  • Takes 3D models of an arbitrary satellite as input, so it can figure out what power the satellite is getting from any orientation, and what the frontal area for drag is. Painfully enough, it even takes into account when parts of the satellite are blocking part of the solar panels. This is computed on the GPU using OpenCL.
  • Three gravity models: point mass, WGS84, EGM96.
  • Three atmospheric models: none, US1976 and NRLMSISE-00.
  • Adams-Bashforth-Moulton integrator.
  • Can simulate two satellites at a time.
  • Change the control "mode": pointing at the other satellite, point radially, point prograde, point at the Sun. This changes the solar output and total drag, which can be useful when designing a mission and evaluating the power requirements and availability.
  • When the time comes, one can *somewhat* trivially perform hardware in the loop with this tool as the physical plant and, before that, debug control algorithms.
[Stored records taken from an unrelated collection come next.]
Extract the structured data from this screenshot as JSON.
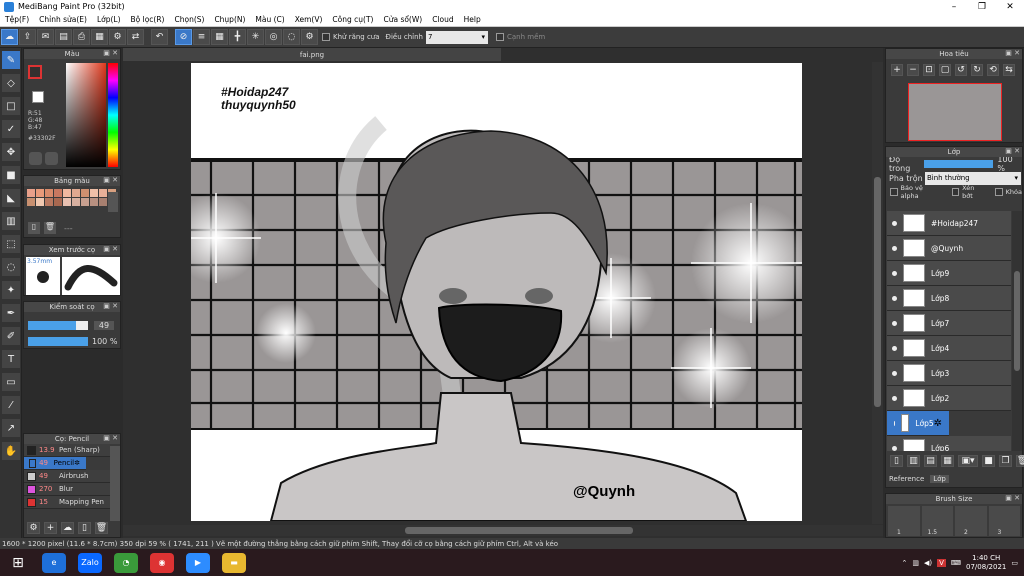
{
  "window": {
    "title": "MediBang Paint Pro (32bit)",
    "min": "–",
    "max": "❐",
    "close": "✕"
  },
  "menu": [
    "Tệp(F)",
    "Chỉnh sửa(E)",
    "Lớp(L)",
    "Bộ lọc(R)",
    "Chọn(S)",
    "Chụp(N)",
    "Màu (C)",
    "Xem(V)",
    "Công cụ(T)",
    "Cửa sổ(W)",
    "Cloud",
    "Help"
  ],
  "toolbar": {
    "antialias_label": "Khử răng cưa",
    "correction_label": "Điều chỉnh",
    "correction_value": "7",
    "snap_label": "Cạnh mềm"
  },
  "color_panel": {
    "title": "Màu",
    "r": "R:51",
    "g": "G:48",
    "b": "B:47",
    "hex": "#33302F"
  },
  "palette_panel": {
    "title": "Bảng màu",
    "extra": "---"
  },
  "brush_preview": {
    "title": "Xem trước cọ",
    "size": "3.57mm"
  },
  "control_panel": {
    "title": "Kiểm soát cọ",
    "size_value": "49",
    "opacity_value": "100 %"
  },
  "brush_panel": {
    "title": "Cọ: Pencil",
    "items": [
      {
        "size": "13.9",
        "name": "Pen (Sharp)",
        "color": "#222222"
      },
      {
        "size": "49",
        "name": "Pencil",
        "color": "#3a78c8"
      },
      {
        "size": "49",
        "name": "Airbrush",
        "color": "#cccccc"
      },
      {
        "size": "270",
        "name": "Blur",
        "color": "#dd55dd"
      },
      {
        "size": "15",
        "name": "Mapping Pen",
        "color": "#dd3333"
      }
    ]
  },
  "document": {
    "tab_name": "fai.png",
    "caption_line1": "#Hoidap247",
    "caption_line2": "thuyquynh50",
    "signature": "@Quynh"
  },
  "navigator": {
    "title": "Hoa tiêu"
  },
  "layers_panel": {
    "title": "Lớp",
    "opacity_label": "Độ trong",
    "opacity_value": "100 %",
    "blend_label": "Pha trộn",
    "blend_value": "Bình thường",
    "protect_alpha": "Bảo vệ alpha",
    "clipping": "Xén bớt",
    "lock": "Khóa",
    "layers": [
      "#Hoidap247",
      "@Quynh",
      "Lớp9",
      "Lớp8",
      "Lớp7",
      "Lớp4",
      "Lớp3",
      "Lớp2",
      "Lớp5",
      "Lớp6"
    ],
    "selected": "Lớp5",
    "reference_label": "Reference",
    "layer_tab": "Lớp"
  },
  "brush_size_panel": {
    "title": "Brush Size",
    "labels": [
      "1",
      "1.5",
      "2",
      "3"
    ]
  },
  "status": {
    "text": "1600 * 1200 pixel  (11.6 * 8.7cm)  350 dpi  59 %  ( 1741, 211 )  Vẽ một đường thẳng bằng cách giữ phím Shift, Thay đổi cỡ cọ bằng cách giữ phím Ctrl, Alt và kéo"
  },
  "taskbar": {
    "time": "1:40 CH",
    "date": "07/08/2021",
    "zalo": "Zalo"
  }
}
  • Joan Creus-Costa <jcreus@stanford.edu>
  • Sasha Maldonado <amaldona@stanford.edu>

Installation on Corn

JMDT provides a handy script to install it on Corn, Stanford's shared computing cluster.

  • Install an SSH client. If you're on Linux or Mac, you have one installed already and do not need to do anything. If you're on Windows, Stanford recommends Mobaxterm.
  • SSH into corn: ssh -AX [your sunet id]@corn.stanford.edu. For example, ssh -AX amaldona@corn.stanford.edu. You will likely need to use two-factor authentication.
  • Clone jmdt: https://github.com/stanford-ssi/jmdt.git
  • cd jmdt
  • ./let_there_be_jank
  • source ~/.bashrc
  • Compile jmdt: make
  • Run a Python script, like python diff_drag.py
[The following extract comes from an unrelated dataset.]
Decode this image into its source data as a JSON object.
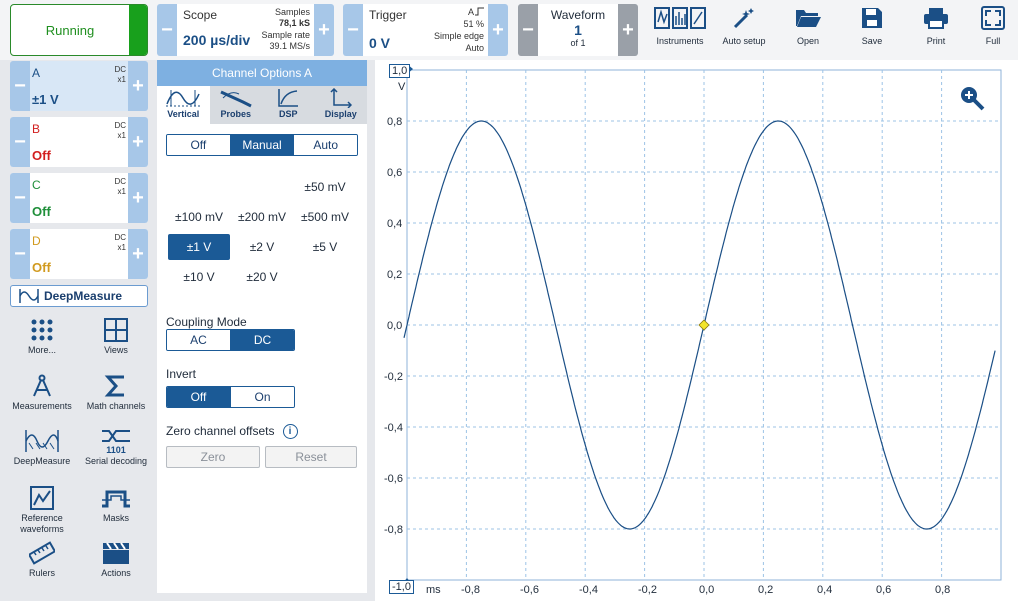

To edit files, you can either use God's own editor, vi, or use gedit, a good graphical editor. After editing C++, you'll have to recompile: you can do that with make. If you edit a Python file, re-running it will do the job.

JMDT is hosted through GitHub, and in order for you to collaborate on it, you will need to upload your changes and download others' changes regularly. See Git and GitHub for details on how to do so.